Pugh launched a right-wing campaign to unseat 22-year state Rep. Smith, a moderate Republican, earlier this year. Although Pugh defeated Smith for the Republican endorsement at the party convention May 23, he has announced that he’ll challenge her in the August primary.

Pugh co-founded the Southwest Metro Tea Party and touts herself as a successful small business owner. She’s also a former general manager of Dayton’s in downtown Saint Paul.

Minnesota directs Tarik ibn Zayad Academy to remedy concerns about prayer sessions, busing

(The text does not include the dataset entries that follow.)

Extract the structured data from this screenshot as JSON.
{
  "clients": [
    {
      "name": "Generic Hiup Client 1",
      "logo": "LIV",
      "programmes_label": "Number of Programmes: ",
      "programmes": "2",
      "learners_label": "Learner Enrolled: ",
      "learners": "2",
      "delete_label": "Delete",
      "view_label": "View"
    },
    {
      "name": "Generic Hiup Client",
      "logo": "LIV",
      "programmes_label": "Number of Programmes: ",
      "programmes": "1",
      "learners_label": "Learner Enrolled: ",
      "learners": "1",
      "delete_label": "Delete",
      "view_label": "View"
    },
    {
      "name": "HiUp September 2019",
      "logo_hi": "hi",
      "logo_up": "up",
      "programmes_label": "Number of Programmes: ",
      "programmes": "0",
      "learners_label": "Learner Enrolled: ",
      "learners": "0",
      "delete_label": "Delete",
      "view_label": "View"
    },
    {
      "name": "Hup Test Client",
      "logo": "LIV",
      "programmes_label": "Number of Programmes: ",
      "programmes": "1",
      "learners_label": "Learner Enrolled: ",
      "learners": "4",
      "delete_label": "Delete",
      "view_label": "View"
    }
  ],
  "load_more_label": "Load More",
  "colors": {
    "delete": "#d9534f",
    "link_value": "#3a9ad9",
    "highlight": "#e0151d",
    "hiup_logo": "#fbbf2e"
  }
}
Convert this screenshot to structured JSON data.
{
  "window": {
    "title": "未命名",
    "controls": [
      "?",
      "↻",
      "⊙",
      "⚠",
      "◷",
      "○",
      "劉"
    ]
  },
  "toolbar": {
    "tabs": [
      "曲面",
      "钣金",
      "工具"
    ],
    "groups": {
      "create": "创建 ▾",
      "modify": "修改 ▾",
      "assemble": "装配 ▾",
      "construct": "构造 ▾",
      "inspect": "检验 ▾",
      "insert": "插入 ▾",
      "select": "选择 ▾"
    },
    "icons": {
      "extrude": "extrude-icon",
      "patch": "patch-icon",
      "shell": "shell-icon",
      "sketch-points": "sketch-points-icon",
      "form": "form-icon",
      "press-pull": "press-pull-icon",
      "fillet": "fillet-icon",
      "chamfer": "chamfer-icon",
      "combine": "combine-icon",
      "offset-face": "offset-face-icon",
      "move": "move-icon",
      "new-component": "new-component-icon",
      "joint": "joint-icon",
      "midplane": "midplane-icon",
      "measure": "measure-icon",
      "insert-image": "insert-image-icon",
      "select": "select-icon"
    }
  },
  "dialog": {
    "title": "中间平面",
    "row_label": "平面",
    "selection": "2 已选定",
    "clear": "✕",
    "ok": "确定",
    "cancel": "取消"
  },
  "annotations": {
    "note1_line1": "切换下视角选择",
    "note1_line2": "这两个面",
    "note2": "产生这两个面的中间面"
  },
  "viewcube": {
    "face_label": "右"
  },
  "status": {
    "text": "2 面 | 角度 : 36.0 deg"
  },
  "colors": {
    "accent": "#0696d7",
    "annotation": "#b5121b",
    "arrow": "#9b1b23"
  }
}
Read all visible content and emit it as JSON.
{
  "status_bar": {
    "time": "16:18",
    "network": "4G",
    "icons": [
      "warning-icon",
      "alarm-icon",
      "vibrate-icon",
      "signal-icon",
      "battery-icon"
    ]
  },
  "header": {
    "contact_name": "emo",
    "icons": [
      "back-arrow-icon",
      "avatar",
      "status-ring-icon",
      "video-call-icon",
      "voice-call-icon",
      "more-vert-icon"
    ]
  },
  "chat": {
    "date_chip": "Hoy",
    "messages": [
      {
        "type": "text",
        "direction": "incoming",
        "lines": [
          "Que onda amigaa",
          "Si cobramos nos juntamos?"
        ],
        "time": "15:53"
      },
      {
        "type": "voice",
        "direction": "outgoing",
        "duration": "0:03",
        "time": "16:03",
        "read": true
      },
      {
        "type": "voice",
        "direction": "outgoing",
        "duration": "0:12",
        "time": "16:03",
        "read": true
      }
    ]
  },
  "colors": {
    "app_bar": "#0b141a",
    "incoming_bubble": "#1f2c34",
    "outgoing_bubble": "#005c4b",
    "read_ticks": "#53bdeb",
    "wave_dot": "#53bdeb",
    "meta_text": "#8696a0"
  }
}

A Saint Paul, Minnesota charter school catering to Muslims complies with federal and state laws, the state Education Department said, but it suggested changes be made in religious areas. The state recommended the Tarik ibn Zayad Academy change its bussing schedule and handling of Friday prayer services, saying that shorter prayer services on most days were acceptable, but a 30-minute block for Friday prayers was not acceptable. The Education Department investigated into the school after a substitute teacher alleged that the school was offering Islamic religious instruction to its students. Minnesota state law requires charter schools to have more autonomy than traditional public schools, but maintains that they must be nonsectarian. The schools executive director, Asad Zaman, said that the findings were significant as no problems were found with the school’s curriculum, but they will comply with the recommended changes.